|Image courtesy of Radius TWC.|
Although I'm a great admirer of the work of Michael Haneke, the filmmaker's most notorious movie - "Funny Games" - is among my least favorite of his pictures. The oeuvre of another Austrian director Ulrich Seidl, is more of a mixed bag in my opinion. What both filmmakers' bodies of work have in common is that they are stark, bleak and often disturbing.
So, imagine a horror film utilizing those attributes, especially "Funny Games," and you sort of have an idea of what to expect from "Goodnight Mommy," a picture that starts out creepy before becoming unpleasantly nasty. It also doesn't help that the film's twist can be spotted a mile away. If you've seen a movie or two before, you'll likely figure it out within the first 10 minutes.
The movie, which is directed by Severin Fiala and Veronika Franz, is effective enough, but it left me cold and its casual sadism became too much as it increasingly takes over the proceedings during the final half-hour.
In the film, two boys are left alone at an isolated house during the summer. Suddenly, their mother returns following some sort of operation that has left her with bandages wrapped entirely around her head, obscuring her face. The two boys think that something is off about their mom and increasingly begin to smell an impostor. But are they correct or just paranoid?
The film's best moments are near the beginning as the twins wander around the vast expanse surrounding their home, playing in corn fields and walking through creepy wooded areas. "Goodnight Mommy" is rich on atmosphere and if the filmmakers had relied on this attribute alone, it could have resulted in something richer than what we ultimately get.
But as the boys begin to become more and more disturbed by their mother's presence - especially after she takes off the bandages - things take a grim turn. The twins decide to try to torture the woman they do not believe is their mother into some sort of confession as to where their actual mother happens to be. As the film progresses, the mother figure becomes less sinister and the boys more so.
This is the type of film where I can sort of see where the filmmakers are heading and what they're aiming for, even when the picture eventually falls apart.
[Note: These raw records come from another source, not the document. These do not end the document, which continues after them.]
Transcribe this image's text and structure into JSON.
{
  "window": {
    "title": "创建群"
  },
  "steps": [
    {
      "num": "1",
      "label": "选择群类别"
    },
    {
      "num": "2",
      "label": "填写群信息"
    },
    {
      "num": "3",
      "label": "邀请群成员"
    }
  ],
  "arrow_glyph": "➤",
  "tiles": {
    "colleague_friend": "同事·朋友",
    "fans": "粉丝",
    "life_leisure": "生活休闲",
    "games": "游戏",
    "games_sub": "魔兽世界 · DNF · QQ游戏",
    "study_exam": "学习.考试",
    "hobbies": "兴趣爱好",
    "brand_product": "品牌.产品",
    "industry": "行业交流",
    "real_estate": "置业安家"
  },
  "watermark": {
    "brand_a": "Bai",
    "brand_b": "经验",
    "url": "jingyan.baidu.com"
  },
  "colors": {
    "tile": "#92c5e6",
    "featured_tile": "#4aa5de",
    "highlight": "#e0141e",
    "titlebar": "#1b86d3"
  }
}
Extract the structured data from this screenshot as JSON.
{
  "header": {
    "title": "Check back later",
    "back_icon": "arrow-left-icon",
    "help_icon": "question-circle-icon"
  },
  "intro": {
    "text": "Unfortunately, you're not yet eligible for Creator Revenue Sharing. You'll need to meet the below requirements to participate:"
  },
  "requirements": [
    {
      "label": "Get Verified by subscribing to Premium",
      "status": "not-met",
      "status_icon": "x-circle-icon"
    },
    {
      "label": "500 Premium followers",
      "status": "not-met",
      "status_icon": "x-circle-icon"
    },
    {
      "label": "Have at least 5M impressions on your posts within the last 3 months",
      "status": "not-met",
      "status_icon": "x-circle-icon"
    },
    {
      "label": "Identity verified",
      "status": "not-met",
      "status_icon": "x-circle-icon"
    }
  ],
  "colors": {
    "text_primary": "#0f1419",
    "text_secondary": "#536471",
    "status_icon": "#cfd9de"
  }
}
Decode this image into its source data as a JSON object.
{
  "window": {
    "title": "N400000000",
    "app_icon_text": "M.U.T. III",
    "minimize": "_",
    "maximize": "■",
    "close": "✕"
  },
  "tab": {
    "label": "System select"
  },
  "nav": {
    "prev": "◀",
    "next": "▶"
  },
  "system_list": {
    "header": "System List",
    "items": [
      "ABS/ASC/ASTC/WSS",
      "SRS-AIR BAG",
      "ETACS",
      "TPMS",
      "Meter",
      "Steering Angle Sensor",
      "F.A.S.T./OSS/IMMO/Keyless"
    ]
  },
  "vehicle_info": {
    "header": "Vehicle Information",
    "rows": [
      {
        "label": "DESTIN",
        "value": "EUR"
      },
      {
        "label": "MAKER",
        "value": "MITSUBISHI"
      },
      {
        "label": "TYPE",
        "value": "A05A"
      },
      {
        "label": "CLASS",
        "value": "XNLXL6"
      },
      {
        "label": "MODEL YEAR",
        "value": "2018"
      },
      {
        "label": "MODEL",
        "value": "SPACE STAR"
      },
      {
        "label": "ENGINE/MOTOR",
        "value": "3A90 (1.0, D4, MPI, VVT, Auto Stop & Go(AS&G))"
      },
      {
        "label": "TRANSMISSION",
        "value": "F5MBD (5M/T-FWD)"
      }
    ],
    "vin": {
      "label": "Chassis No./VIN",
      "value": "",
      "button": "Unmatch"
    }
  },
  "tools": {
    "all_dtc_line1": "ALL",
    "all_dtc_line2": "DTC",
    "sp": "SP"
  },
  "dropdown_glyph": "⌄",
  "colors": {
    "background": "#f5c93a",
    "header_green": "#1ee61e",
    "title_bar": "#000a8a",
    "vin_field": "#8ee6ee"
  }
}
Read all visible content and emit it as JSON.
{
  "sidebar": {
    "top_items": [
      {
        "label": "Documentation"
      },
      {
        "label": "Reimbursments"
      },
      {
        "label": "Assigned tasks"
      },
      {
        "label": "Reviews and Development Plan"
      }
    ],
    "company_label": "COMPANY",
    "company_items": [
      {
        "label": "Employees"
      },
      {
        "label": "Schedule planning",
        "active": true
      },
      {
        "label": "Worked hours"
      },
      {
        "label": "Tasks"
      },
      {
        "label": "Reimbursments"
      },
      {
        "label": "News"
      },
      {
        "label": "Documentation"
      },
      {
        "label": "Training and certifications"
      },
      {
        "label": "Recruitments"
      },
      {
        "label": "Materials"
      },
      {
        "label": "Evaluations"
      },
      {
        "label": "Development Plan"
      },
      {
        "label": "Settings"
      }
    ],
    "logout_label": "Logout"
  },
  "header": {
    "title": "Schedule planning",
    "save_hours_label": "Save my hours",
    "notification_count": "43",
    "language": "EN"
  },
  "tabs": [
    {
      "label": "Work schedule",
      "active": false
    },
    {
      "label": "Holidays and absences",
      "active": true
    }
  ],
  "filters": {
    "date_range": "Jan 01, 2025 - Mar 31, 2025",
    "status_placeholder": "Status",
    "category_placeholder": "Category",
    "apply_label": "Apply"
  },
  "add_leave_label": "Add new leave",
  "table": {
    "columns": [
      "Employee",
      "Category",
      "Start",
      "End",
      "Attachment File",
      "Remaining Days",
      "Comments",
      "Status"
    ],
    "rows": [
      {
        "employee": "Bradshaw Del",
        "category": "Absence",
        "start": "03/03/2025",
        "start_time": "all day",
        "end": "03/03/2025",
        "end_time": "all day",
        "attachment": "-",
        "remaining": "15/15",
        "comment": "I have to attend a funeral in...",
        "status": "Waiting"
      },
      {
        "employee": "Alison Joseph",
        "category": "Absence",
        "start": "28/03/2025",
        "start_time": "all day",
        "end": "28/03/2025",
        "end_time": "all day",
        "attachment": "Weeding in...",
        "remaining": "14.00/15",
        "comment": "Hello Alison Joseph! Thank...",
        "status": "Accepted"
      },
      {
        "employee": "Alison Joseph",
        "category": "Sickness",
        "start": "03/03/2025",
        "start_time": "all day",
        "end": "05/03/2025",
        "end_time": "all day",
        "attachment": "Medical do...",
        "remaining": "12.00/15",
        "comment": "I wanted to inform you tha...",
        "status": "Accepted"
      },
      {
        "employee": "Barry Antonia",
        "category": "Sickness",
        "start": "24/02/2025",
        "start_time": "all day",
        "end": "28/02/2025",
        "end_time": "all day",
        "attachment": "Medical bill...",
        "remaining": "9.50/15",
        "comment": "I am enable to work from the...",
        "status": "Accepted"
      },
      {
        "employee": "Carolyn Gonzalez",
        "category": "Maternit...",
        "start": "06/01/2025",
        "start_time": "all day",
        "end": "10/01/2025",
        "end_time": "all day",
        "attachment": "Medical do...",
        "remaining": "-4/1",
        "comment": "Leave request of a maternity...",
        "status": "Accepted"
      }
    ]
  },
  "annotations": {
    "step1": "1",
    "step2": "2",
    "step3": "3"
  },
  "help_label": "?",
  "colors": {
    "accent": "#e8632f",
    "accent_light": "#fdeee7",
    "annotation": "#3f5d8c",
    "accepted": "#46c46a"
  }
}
Fiara and Franz display some talent behind the camera, so it's a pity that the film devolves into gory cliches as it reaches its denouement.
"Goodnight Mommy" is not a bad film, but it's also not the type that I can particularly recommend, especially since there have been some truly unique horror movies - such as "It Follows" and "A Girl Walks Home Alone at Night" - during the past year.